The radio broadcast also delves into environmental issues such as Benishek’s record on clean water laws and mercury emissions, which have been the subject of regular McDowell attacks and sometimes dizzying he-said/he-said coverage. (From the Petoskey News-Review debate story: “‘The things Gary just said about me aren’t true,’ Benishek said.” And from an earlier Escanaba Daily Press article: “Benishek says that’s not true.”) Stephan’s segment runs through the same back-and-forth, but then offers some clarification:

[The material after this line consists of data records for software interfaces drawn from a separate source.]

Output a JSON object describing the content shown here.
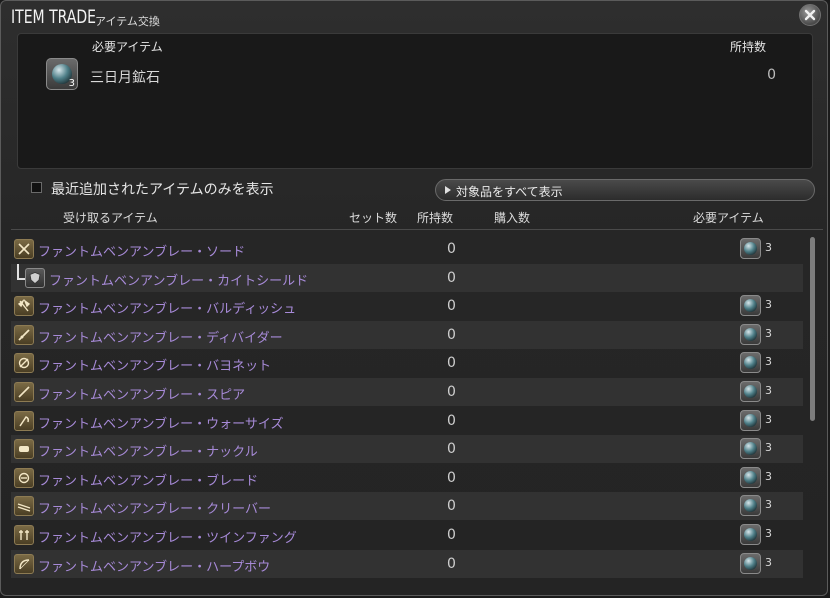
{
  "window": {
    "title": "ITEM TRADE",
    "subtitle": "アイテム交換",
    "close_icon": "close-icon"
  },
  "required": {
    "header": "必要アイテム",
    "owned_header": "所持数",
    "item": {
      "name": "三日月鉱石",
      "count": "3",
      "owned": "0",
      "icon": "ore-icon"
    }
  },
  "filter": {
    "checkbox_label": "最近追加されたアイテムのみを表示",
    "checked": false,
    "show_all_label": "対象品をすべて表示"
  },
  "columns": {
    "receive": "受け取るアイテム",
    "set_count": "セット数",
    "owned": "所持数",
    "purchase": "購入数",
    "required": "必要アイテム"
  },
  "items": [
    {
      "name": "ファントムベンアンブレー・ソード",
      "owned": "0",
      "req": "3",
      "icon": "sword-icon",
      "sub": false
    },
    {
      "name": "ファントムベンアンブレー・カイトシールド",
      "owned": "0",
      "req": "",
      "icon": "shield-icon",
      "sub": true
    },
    {
      "name": "ファントムベンアンブレー・バルディッシュ",
      "owned": "0",
      "req": "3",
      "icon": "axe-icon",
      "sub": false
    },
    {
      "name": "ファントムベンアンブレー・ディバイダー",
      "owned": "0",
      "req": "3",
      "icon": "greatsword-icon",
      "sub": false
    },
    {
      "name": "ファントムベンアンブレー・バヨネット",
      "owned": "0",
      "req": "3",
      "icon": "gunblade-icon",
      "sub": false
    },
    {
      "name": "ファントムベンアンブレー・スピア",
      "owned": "0",
      "req": "3",
      "icon": "spear-icon",
      "sub": false
    },
    {
      "name": "ファントムベンアンブレー・ウォーサイズ",
      "owned": "0",
      "req": "3",
      "icon": "scythe-icon",
      "sub": false
    },
    {
      "name": "ファントムベンアンブレー・ナックル",
      "owned": "0",
      "req": "3",
      "icon": "knuckle-icon",
      "sub": false
    },
    {
      "name": "ファントムベンアンブレー・ブレード",
      "owned": "0",
      "req": "3",
      "icon": "katana-icon",
      "sub": false
    },
    {
      "name": "ファントムベンアンブレー・クリーバー",
      "owned": "0",
      "req": "3",
      "icon": "cleaver-icon",
      "sub": false
    },
    {
      "name": "ファントムベンアンブレー・ツインファング",
      "owned": "0",
      "req": "3",
      "icon": "twinfang-icon",
      "sub": false
    },
    {
      "name": "ファントムベンアンブレー・ハープボウ",
      "owned": "0",
      "req": "3",
      "icon": "bow-icon",
      "sub": false
    }
  ],
  "colors": {
    "item_name": "#a78ad8",
    "background": "#262626",
    "panel": "#191919"
  }
}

Benishek did vote to amend clean water laws—to restrict federal regulators from imposing new standards unless the states approve. Likewise he did vote to repeal emissions standards for cement manufacturers. But Benishek says these were not votes cast to allow more pollution, but to end what he calls “job-killing” federal regulations. Thoughtful decisions, he says, that shouldn’t be reduced to sound bites.

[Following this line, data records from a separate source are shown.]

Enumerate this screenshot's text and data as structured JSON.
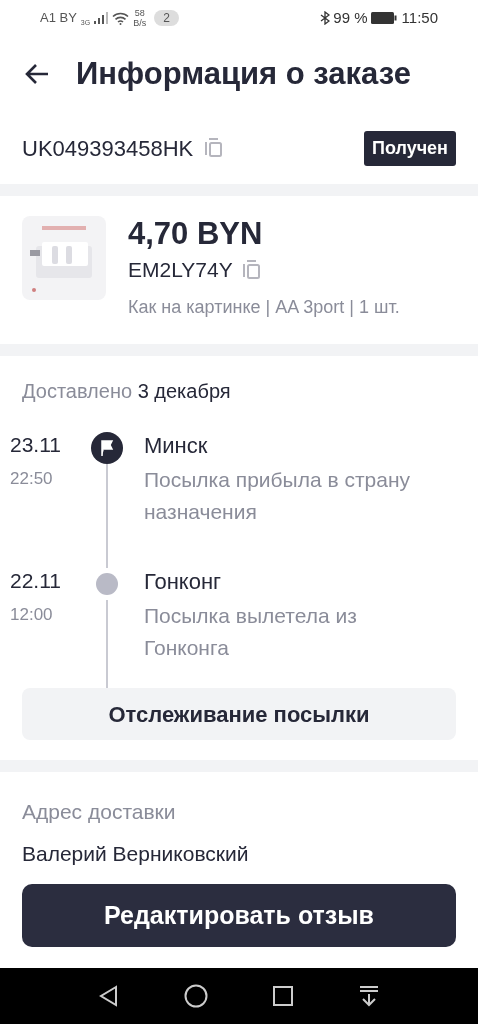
{
  "status_bar": {
    "carrier": "A1 BY",
    "network": "3G",
    "speed_value": "58",
    "speed_unit": "B/s",
    "notifications": "2",
    "battery": "99 %",
    "time": "11:50"
  },
  "header": {
    "title": "Информация о заказе"
  },
  "tracking": {
    "number": "UK049393458HK",
    "status": "Получен"
  },
  "product": {
    "price": "4,70 BYN",
    "code": "EM2LY74Y",
    "options": "Как на картинке | AA 3port | 1 шт."
  },
  "delivery": {
    "label": "Доставлено",
    "date": "3 декабря"
  },
  "timeline": [
    {
      "date": "23.11",
      "time": "22:50",
      "city": "Минск",
      "description": "Посылка прибыла в страну назначения",
      "kind": "flag"
    },
    {
      "date": "22.11",
      "time": "12:00",
      "city": "Гонконг",
      "description": "Посылка вылетела из Гонконга",
      "kind": "dot"
    }
  ],
  "track_button": "Отслеживание посылки",
  "address": {
    "label": "Адрес доставки",
    "name": "Валерий Верниковский"
  },
  "review_button": "Редактировать отзыв"
}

Unfortunately, the follow-up broadcast didn’t air until more than a week after the debate. And there’s some room for improvement—such as more forceful writing and, for online visitors, links the Great Lakes report and the bills in question. But there was some solid, reporting-based factchecking here, of a type that’s too often been missing in coverage in the First District.
In the closing days of the campaign, reporters here should strive to offer more of that, and to steer clear of the he-said/he-said trap, on environmental issues and beyond. That kind of coverage mirrors the problematic way Benishek dismissed climate change: a shoulder-shrugging way of asking, “Who knows?”